The power network for electricity. This includes high-voltage transmission lines and substations.

Hydroelectricity

The conversion of energy produced from running water into electricity.

Insulator

An object or material that does not allow electricity to pass through. Common examples of good insulators are dry air, glass, plastic and rubber.

Kilowatt (kW)

A unit for measuring electrical energy. 1,000 watts = 1 kW

Kilowatt Hour (kWh)

The use of 1,000 watts of electricity for one full hour.

1 kWh = ten 100 watt bulbs all burning at the same time for one hour.

10 bulbs x 100 watts each x 1 hour = 1 kWh

Kinetic energy

The conversion of potential energy into motion.

Lightning

A flash of light produced by the static electrical discharge between two clouds or between a cloud and the earth.

Load

The power output of a generator or power plant.

Magnet

An object surrounded by a magnetic field that has the ability to attract iron or steel.
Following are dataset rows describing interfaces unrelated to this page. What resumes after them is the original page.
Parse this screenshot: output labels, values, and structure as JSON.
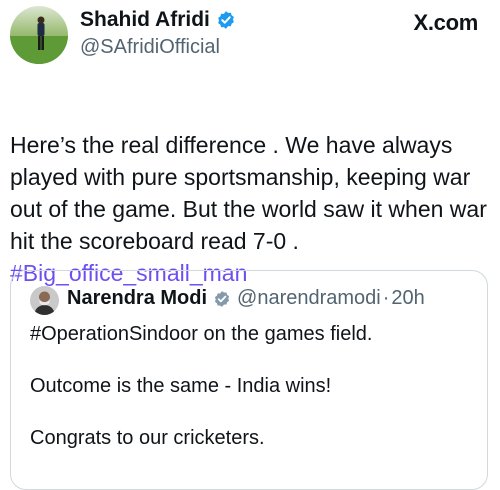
{
  "author": {
    "name": "Shahid Afridi",
    "handle": "@SAfridiOfficial",
    "verified_icon": "verified-badge-icon"
  },
  "brand": {
    "label": "X.com"
  },
  "tweet": {
    "text": "Here’s the real difference . We have always\nplayed with pure sportsmanship, keeping war\nout of the game. But the world saw it when war\nhit the scoreboard read 7-0 .",
    "hashtag": "#Big_office_small_man",
    "hashtag_color": "#6d4ef1"
  },
  "quote": {
    "name": "Narendra Modi",
    "handle": "@narendramodi",
    "separator": "·",
    "time": "20h",
    "lines": [
      "#OperationSindoor on the games field.",
      "Outcome is the same - India wins!",
      "Congrats to our cricketers."
    ]
  },
  "colors": {
    "verified": "#1d9bf0",
    "secondary_text": "#536471",
    "border": "#cfd9de"
  }
}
Magnetic field

A detected force that exists around a magnet.

Mechanical energy

The energy of motion used to perform work.

Meter

An instrument that records or regulates the amount of electricity passing through it. Power companies read meters to determine how much electricity each customer used.

Nuclear power

The energy produced by splitting atoms in a nuclear reactor.

Ohms

The unit of measurement of an object’s resistance to the flow of electricity.

Outage

The period during which a generating unit, transmission line, or other facility is out of service.

Potential energy

The capability of something to do work or go into motion. E.g. A stopped car has potential energy, but it begins moving it converts to kinetic energy.

Power

The force or energy used to do work (measured in watts).

Protons

A tiny particle in the nucleus (center) of an atom. Protons have a positive charge.

Radio

The sending or receiving of sound through electromagnetic waves through the air without a connecting wire.

Resistance

The opposition of a object or material to electricity passing through it (measured in Ohms).

Scheduled outage

The shutdown of an electrical facility, for inspection or maintenance, which is scheduled in advance.

Solar energy

Energy produced by the Sun’s light and heat.

Static electricity

The buildup and imbalance of like charges.

Substation

Facility equipment on an electric system that switches, changes or regulates electric voltage.

Switch

A device that opens or closes a circuit. This prevents or allows an electric current to flow.

Transformer

A device that raises or lowers the voltage or force of AC electricity.

Transmission

The movement or transfer of electric energy over an electric system between the point it is supplied and the point it is delivered to customers.

Voltage

The force or pressure that moves electric current through a conductor (measured in volts).

Volt

A unit for measuring the force used to produce an electric current.

Watt

A unit for measuring electric power.

1 kW = 1,000 watts

1 Megawatt (MW) = 1,000,000 watts